Balance is one of the most fundamental concepts in health and wellness. It is a major component of pretty much any medical or philosophical tradition you could name and has been one of the most important aspects of my own career as well. If you break it down, almost every one of the clients I’ve worked with in the past 30 years has been out of balance in some way, because just about any problem you could ever have involves some form of imbalance. But even though the core idea is extremely simple, life tends to create complications—and simple isn’t the same as easy.
I once worked with a woman who was a vegan and a vegetarian—this was back when I was just starting out in private practice. She’d come to me primarily for help with her negative thoughts and emotions, but the one thing that really made her light up was talking about her diet. She’d been watching every bite she ate for the last twenty years and swore by it. So I tested her with a method I’ve used throughout my career, and immediately wished I hadn’t.
What I got from my testing was that she needed to eat a nice juicy hamburger. As soon as I got that I thought “Oh, man. If I tell her that, she’s never going to speak to me again.” I thought about just forgetting it and moving on, but that wouldn’t have been honest. This woman had come to me for help, what kind of doctor would I be if I held something back?
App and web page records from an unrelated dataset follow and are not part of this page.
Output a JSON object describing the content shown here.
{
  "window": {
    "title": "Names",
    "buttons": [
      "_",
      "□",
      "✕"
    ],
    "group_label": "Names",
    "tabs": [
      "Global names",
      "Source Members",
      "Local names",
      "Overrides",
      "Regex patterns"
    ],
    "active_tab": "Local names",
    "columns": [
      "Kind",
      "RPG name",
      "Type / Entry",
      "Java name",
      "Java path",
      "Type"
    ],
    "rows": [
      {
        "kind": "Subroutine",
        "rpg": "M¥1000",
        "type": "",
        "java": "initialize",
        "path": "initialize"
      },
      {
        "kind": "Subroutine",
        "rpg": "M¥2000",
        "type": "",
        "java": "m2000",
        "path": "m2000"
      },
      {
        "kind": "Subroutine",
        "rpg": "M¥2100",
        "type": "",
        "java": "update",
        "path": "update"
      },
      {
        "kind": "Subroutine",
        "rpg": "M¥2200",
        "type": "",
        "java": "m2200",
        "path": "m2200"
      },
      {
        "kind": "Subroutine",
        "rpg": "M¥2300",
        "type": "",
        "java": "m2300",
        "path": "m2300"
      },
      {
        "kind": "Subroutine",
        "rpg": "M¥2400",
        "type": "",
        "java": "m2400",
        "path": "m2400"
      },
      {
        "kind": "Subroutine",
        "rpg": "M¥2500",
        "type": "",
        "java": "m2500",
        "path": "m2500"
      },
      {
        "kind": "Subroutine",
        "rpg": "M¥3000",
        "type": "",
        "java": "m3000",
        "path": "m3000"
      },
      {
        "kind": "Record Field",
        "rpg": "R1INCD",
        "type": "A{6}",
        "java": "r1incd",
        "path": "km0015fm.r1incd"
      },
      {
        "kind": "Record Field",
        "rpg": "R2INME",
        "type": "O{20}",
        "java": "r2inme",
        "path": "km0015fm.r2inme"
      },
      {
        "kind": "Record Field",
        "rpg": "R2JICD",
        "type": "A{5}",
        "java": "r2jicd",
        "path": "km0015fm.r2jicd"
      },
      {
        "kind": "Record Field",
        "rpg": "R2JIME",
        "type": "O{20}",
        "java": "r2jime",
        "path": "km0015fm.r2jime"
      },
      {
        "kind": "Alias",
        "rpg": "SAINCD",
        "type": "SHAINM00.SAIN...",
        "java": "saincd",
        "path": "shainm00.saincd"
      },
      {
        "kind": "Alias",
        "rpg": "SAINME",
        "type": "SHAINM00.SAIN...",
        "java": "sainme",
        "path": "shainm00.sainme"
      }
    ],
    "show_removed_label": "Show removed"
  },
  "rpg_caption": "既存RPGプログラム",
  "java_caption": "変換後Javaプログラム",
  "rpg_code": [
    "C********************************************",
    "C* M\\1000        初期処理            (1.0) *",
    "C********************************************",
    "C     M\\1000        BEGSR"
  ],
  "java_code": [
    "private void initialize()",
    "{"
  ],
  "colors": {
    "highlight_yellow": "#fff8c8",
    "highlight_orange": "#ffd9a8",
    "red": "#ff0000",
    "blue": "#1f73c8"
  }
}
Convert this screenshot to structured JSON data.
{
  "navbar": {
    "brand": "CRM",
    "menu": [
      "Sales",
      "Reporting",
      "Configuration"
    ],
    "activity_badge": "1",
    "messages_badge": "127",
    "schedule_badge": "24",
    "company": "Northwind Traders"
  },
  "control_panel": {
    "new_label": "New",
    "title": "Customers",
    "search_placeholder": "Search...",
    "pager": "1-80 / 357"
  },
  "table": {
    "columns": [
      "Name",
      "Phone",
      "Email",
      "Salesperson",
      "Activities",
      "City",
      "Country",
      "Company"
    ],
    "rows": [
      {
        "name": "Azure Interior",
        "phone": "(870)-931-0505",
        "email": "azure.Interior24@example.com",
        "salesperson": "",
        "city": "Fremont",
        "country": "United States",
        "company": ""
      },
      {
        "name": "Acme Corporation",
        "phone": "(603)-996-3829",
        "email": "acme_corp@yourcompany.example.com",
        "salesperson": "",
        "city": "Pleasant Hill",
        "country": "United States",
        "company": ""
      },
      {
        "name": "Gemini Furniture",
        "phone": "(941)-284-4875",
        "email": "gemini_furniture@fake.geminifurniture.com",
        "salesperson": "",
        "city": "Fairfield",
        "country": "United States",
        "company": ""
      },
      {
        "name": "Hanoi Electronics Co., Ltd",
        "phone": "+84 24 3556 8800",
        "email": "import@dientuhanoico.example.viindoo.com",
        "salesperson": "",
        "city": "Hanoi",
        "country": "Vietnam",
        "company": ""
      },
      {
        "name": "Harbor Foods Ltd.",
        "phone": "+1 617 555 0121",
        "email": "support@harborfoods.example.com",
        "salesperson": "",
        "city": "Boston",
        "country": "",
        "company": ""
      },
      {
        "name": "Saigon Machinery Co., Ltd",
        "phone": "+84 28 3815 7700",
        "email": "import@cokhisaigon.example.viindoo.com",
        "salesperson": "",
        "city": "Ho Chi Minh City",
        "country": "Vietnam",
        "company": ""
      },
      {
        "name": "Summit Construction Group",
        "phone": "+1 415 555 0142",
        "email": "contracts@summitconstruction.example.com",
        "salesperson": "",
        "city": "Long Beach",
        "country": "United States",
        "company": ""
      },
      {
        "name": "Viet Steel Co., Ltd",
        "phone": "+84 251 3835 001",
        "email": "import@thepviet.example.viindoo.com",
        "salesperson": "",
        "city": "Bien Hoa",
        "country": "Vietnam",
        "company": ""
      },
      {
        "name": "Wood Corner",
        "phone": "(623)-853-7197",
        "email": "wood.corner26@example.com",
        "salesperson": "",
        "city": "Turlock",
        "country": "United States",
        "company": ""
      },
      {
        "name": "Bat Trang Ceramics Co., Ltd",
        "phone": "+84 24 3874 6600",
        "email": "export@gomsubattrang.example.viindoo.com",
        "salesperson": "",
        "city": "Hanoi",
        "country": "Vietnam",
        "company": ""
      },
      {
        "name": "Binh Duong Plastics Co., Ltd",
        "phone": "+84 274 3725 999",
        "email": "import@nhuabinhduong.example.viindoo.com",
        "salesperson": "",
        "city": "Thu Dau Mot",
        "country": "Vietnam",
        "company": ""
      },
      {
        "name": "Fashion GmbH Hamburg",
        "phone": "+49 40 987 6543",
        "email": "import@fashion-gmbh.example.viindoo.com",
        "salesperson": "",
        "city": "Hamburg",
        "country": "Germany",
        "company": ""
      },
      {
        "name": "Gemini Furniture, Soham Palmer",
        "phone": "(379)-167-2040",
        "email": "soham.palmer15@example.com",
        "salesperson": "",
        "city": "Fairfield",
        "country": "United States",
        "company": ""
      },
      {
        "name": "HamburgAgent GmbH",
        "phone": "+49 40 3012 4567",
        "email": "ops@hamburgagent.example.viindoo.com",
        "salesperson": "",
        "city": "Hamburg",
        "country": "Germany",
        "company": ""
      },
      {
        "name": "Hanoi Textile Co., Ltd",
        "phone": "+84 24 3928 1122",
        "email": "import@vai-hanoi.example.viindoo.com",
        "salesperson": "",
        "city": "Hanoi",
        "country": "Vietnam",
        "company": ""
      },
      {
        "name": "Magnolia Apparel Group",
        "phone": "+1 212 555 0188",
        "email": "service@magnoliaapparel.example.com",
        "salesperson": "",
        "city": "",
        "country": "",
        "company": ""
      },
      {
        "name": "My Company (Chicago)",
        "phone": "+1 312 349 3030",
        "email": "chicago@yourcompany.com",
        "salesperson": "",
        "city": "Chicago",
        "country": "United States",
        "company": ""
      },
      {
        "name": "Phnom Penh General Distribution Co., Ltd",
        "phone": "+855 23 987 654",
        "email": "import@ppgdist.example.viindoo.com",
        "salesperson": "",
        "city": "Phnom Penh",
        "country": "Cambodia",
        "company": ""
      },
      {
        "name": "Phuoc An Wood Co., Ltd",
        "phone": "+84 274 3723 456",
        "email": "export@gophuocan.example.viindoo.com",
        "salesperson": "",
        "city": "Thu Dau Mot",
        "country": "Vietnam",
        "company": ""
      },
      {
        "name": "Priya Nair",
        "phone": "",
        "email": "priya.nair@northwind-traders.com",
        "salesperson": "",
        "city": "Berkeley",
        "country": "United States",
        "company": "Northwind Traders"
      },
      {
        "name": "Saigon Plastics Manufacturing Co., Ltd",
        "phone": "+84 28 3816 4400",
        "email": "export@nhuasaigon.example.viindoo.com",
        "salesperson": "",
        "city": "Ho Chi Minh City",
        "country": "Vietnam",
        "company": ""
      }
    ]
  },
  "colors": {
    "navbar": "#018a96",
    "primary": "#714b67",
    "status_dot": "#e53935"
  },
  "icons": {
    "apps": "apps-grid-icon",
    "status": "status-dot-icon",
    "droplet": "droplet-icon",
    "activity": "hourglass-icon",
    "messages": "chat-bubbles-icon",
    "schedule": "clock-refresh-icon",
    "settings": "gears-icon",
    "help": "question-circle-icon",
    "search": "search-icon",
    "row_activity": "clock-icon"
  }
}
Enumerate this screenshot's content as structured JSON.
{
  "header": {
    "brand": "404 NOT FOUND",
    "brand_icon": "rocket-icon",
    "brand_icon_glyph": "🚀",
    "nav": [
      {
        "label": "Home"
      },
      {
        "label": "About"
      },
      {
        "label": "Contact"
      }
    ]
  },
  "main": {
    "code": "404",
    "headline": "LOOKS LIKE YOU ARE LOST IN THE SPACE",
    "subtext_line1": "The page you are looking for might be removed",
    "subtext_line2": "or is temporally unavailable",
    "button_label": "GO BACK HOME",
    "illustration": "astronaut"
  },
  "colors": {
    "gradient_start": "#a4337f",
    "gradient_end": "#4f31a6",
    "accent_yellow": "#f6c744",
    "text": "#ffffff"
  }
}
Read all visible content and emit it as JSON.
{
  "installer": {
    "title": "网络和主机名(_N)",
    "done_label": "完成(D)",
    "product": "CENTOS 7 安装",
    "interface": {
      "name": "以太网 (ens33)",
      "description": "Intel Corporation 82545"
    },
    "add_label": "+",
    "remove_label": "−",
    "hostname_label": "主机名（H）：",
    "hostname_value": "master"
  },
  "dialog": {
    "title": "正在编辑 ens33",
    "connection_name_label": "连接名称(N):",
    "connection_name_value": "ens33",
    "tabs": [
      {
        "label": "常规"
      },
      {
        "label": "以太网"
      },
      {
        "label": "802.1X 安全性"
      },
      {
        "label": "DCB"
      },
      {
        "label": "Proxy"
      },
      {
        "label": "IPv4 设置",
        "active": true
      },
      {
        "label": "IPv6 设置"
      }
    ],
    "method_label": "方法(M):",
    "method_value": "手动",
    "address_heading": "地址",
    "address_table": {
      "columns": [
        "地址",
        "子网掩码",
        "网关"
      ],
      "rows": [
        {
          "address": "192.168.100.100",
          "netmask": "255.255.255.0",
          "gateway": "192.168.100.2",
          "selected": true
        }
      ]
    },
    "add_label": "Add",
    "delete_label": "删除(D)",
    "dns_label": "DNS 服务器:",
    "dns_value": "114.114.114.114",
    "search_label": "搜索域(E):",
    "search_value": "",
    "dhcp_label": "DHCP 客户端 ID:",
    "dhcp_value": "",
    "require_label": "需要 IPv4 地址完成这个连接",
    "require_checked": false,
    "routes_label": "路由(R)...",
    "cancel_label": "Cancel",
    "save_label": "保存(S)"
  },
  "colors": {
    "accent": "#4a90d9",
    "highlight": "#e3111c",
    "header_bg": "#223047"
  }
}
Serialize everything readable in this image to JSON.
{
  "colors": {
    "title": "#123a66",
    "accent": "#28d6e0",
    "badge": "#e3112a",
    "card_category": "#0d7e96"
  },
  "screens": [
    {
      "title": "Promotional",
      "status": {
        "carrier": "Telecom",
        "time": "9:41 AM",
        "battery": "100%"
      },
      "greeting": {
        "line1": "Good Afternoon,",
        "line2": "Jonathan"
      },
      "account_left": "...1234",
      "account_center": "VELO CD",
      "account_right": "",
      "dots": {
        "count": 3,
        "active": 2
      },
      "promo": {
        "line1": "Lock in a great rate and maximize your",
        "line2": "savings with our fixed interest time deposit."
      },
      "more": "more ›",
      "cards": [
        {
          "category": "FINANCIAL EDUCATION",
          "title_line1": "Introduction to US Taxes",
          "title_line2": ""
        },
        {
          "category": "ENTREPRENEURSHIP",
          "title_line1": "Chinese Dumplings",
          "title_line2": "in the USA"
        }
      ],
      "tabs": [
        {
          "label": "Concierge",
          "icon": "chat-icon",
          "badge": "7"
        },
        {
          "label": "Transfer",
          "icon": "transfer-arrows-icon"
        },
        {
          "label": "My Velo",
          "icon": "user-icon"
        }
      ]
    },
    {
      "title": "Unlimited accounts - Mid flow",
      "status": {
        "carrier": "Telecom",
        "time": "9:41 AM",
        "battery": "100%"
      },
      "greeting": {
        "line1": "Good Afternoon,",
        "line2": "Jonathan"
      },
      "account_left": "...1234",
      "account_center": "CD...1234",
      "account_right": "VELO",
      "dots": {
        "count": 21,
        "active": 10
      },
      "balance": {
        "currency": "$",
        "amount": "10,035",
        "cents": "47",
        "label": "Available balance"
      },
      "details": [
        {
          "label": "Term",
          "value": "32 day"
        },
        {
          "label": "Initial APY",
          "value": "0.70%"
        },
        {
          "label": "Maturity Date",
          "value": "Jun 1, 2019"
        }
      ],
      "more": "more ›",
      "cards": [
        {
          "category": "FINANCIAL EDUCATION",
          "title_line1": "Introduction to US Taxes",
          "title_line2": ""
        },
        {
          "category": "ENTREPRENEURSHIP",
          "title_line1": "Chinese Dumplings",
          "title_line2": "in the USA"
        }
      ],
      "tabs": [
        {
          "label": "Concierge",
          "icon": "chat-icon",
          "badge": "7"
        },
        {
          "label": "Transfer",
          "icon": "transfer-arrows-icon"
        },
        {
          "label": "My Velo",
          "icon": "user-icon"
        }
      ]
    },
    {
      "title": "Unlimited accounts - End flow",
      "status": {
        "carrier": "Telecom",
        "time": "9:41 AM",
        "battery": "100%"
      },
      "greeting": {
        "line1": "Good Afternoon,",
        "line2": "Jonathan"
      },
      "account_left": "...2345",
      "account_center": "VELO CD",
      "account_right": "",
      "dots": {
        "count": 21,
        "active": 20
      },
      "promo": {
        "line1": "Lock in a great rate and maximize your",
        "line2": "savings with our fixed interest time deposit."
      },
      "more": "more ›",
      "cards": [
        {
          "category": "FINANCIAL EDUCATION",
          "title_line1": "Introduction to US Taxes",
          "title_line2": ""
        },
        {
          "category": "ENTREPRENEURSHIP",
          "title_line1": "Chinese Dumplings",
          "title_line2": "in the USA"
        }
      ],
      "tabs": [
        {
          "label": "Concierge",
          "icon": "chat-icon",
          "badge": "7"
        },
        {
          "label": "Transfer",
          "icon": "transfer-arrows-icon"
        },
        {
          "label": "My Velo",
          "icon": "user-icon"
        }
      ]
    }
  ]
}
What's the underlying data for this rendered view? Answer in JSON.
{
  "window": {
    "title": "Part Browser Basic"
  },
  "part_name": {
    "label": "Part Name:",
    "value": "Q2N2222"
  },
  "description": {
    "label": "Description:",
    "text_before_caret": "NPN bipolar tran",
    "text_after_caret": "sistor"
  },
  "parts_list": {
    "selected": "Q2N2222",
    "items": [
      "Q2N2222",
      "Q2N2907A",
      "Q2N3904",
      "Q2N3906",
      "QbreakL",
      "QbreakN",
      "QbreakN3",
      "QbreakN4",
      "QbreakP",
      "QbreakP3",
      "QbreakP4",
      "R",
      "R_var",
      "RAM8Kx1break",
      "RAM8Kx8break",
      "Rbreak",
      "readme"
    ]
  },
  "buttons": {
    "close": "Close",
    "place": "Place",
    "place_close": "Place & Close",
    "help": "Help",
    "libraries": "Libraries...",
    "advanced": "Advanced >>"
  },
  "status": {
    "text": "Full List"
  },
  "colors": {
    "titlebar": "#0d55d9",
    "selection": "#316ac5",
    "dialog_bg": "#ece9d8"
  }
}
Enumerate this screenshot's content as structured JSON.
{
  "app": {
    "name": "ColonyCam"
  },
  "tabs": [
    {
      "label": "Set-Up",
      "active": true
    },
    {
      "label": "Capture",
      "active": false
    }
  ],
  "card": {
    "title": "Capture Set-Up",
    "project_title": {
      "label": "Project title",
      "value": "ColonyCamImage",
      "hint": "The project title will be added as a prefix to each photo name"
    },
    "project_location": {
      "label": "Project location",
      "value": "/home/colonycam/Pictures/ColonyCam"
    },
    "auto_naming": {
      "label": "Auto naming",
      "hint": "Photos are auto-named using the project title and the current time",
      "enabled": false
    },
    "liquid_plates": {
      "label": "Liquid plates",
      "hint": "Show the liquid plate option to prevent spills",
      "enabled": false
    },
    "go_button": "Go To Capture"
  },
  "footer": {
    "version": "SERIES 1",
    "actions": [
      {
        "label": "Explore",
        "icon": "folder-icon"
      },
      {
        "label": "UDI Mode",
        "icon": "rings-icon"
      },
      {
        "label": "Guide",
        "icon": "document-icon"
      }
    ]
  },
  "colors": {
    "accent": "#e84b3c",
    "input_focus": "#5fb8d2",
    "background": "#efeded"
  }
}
I told her. It went about how I expected it to. She sat there in stunned silence for about a full minute and then walked out without a word. I thought I’d seen the last of her, but a few days later she called me. She said that even though she was furious with me for suggesting that, she had eventually decided that I was genuinely trying to help her and started to wonder why it was such a big deal for her to make an exception just once. Bottom line: she took my advice and told me afterward that she hadn’t felt so good in years.
The interesting thing is that a lot of people would say that her way is the more balanced. Maybe not veganism in particular, but being careful and deliberate about what you eat. Now, there can certainly be great value in that. I’m not trying to discourage anyone from practicing an intentional diet. My point is that sticking 100 percent to a particular pattern regardless of circumstances is not balance. Think about how you keep your physical balance as you move around every day. If a strong wind is blowing or the ground is uneven, you will have to shift your weight. You have to move in different ways to keep your balance centered. So even though balance is meant to create stability in our lives, being too rigid eventually creates its own set of problems.
It may sound contradictory, but I think one of the primary purposes of balance is to create freedom, not restrictions. All the word really means is bringing all the different parts of your life into harmony—in other words, getting your life in good working order. If you were to think of a car, for example, then it should be obvious that it will get you around much easier once all the parts are working together properly and you’ve learned to shift gears without grinding them. Our lives are no different. All of the restrictions imposed on us by ourselves and others only feel like restrictions until we understand how they work for us, and how to fit them together into a healthy life. Once you do that, it’s like learning to walk—and suddenly you can go places and do things you could hardly have imagined before.
Have a blessed, wonderful day!